### BRIEF
Copy every line from the material below that holds "Resistance".

### INFORMATION
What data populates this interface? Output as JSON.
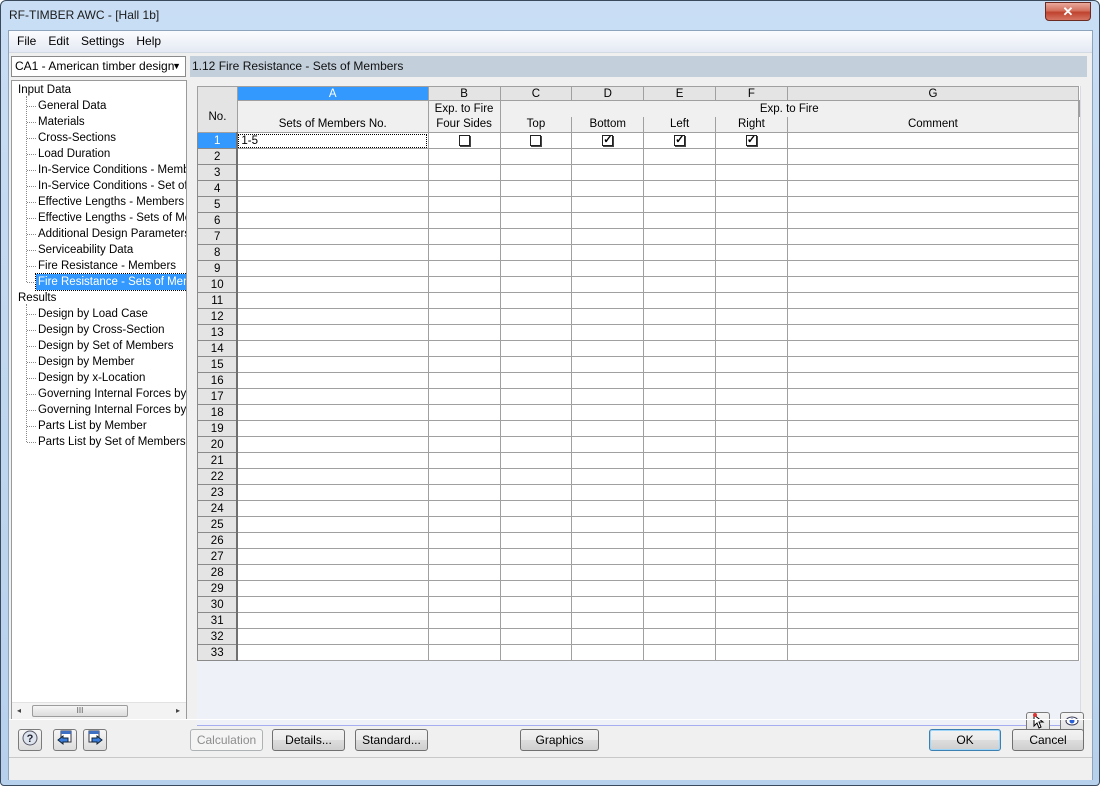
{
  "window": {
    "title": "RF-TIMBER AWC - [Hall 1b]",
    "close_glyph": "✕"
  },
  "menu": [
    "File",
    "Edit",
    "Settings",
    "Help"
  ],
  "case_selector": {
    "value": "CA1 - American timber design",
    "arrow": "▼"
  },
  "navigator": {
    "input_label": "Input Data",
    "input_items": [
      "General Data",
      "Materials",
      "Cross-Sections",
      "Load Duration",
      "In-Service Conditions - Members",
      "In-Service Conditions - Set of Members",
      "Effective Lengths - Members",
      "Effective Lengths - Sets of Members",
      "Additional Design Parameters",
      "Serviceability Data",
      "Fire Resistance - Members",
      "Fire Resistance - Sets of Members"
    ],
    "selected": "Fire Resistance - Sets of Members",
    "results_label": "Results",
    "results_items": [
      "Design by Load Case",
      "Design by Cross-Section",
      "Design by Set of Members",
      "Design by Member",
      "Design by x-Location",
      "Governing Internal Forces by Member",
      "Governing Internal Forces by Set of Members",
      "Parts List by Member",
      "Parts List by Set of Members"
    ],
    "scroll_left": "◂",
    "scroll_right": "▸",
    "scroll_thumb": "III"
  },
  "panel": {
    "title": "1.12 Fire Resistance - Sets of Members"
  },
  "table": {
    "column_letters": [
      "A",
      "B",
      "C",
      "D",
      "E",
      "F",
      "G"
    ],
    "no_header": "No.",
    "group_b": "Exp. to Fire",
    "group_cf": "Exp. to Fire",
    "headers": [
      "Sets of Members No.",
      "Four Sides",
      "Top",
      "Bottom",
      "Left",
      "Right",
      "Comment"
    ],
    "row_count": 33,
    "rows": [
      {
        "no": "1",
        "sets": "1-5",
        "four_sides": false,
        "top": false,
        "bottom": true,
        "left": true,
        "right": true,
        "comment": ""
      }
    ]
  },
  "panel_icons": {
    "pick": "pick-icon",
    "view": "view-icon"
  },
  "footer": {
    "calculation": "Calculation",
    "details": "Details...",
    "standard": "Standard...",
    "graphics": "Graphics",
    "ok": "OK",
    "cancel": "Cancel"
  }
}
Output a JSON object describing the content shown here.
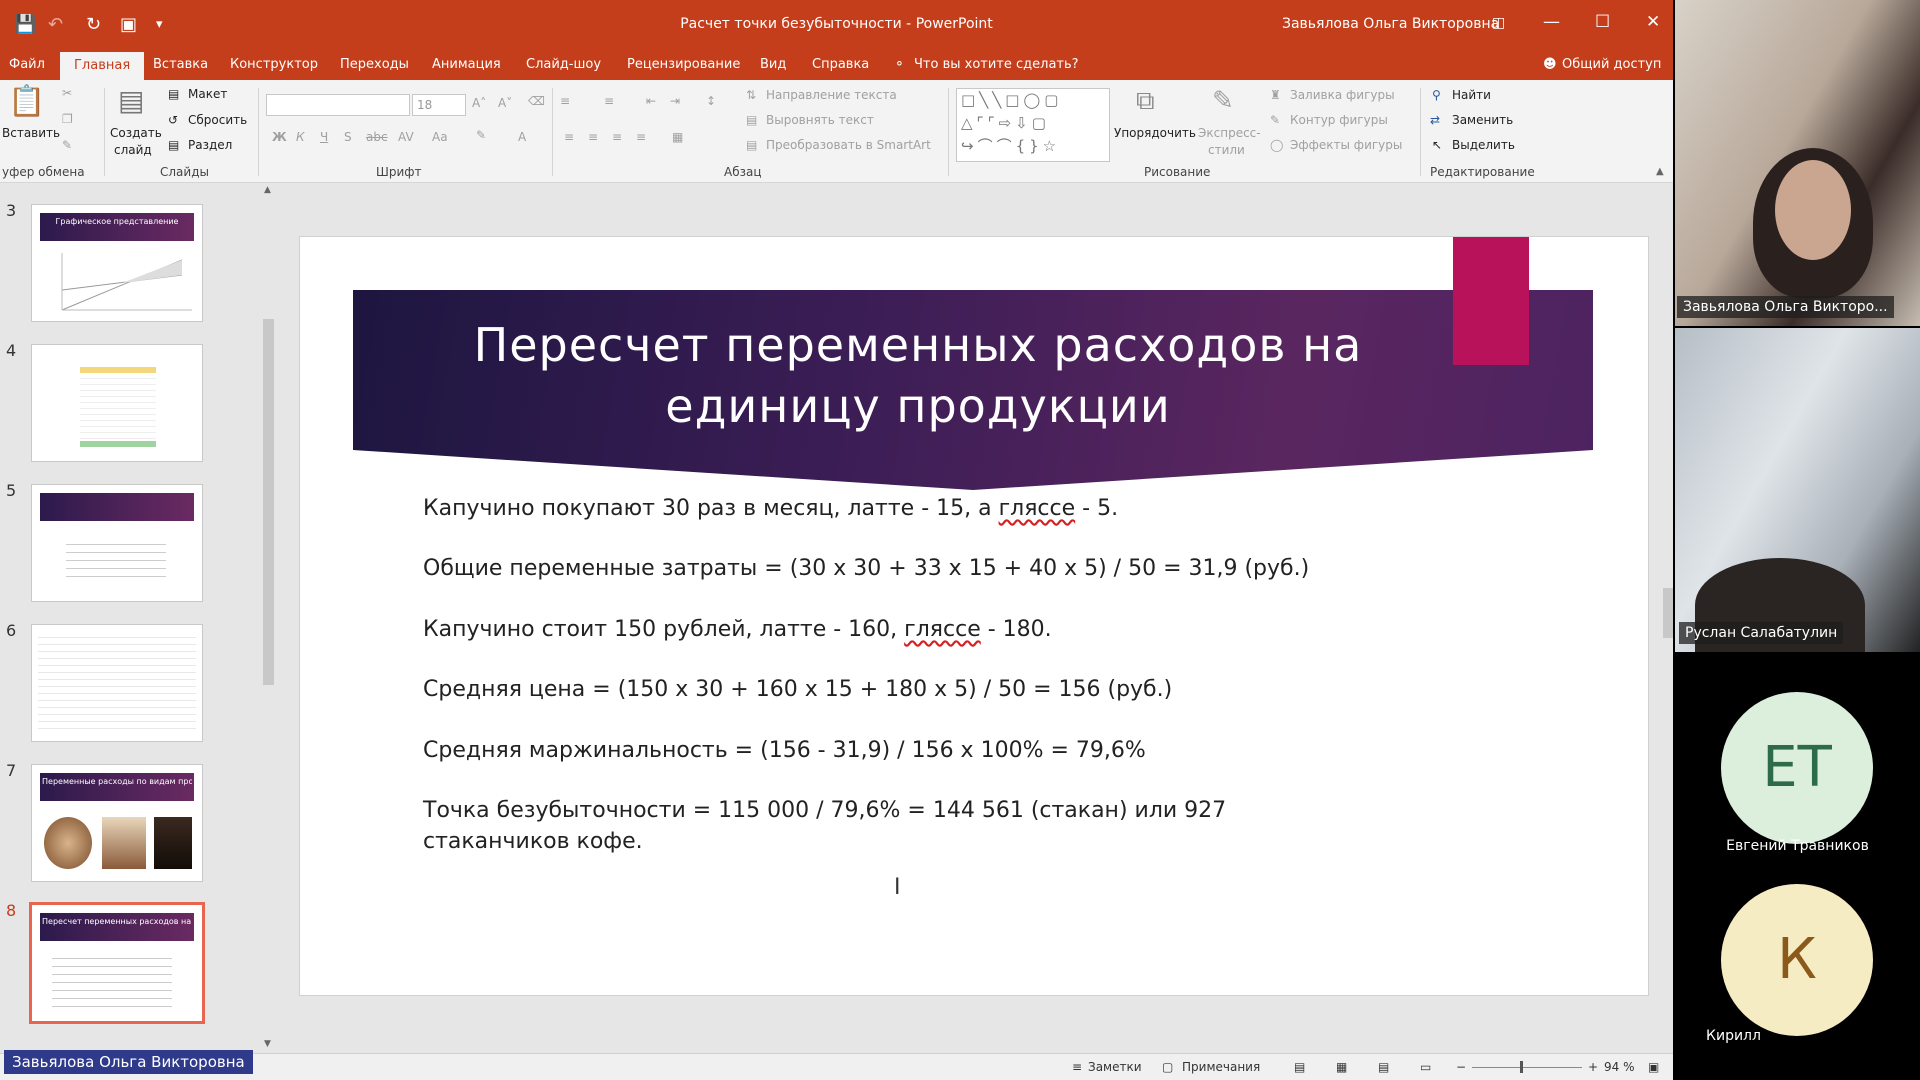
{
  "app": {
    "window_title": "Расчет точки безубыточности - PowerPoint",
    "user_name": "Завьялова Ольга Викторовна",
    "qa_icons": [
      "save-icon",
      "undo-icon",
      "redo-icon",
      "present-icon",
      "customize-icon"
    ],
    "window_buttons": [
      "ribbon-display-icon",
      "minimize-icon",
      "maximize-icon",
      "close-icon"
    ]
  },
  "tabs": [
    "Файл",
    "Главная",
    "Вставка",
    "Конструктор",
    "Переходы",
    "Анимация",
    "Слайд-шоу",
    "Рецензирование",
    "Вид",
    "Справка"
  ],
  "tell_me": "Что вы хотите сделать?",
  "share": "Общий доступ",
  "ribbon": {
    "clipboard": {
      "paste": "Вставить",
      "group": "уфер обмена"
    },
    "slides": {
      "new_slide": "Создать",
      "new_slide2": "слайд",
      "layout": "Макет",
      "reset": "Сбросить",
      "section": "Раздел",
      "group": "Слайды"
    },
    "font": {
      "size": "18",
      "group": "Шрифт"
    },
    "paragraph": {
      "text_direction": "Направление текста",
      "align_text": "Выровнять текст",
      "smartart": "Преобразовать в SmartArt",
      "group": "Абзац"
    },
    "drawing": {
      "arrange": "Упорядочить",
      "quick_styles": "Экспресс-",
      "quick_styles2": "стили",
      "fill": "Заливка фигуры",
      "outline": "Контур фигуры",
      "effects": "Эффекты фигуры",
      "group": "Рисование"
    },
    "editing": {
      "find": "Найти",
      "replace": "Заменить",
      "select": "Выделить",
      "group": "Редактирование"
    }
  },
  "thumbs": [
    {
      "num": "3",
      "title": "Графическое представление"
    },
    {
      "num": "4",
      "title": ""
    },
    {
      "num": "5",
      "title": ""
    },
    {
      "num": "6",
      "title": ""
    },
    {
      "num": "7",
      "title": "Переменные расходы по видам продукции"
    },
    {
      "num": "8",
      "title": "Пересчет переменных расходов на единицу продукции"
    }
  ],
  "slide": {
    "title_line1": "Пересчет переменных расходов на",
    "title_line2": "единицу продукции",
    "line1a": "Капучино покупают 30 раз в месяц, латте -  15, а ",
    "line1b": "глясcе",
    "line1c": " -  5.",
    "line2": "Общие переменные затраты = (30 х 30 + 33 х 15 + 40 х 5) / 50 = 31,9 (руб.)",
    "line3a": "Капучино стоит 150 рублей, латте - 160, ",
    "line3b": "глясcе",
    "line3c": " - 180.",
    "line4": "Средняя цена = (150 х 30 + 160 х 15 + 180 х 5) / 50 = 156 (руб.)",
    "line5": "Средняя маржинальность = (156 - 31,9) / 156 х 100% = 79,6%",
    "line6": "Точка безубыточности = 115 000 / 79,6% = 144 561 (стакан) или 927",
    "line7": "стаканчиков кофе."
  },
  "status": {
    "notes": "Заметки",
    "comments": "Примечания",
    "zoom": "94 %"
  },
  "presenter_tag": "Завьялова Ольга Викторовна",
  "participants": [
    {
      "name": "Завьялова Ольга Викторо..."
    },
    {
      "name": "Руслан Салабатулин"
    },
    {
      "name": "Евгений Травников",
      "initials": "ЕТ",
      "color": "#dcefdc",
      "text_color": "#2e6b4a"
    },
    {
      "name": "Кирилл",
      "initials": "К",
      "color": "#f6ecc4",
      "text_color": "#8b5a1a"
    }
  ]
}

### COMPLETED TASK
      "Fire Resistance - Members",
      "Fire Resistance - Sets of Members"
    "selected": "Fire Resistance - Sets of Members",
    "title": "1.12 Fire Resistance - Sets of Members"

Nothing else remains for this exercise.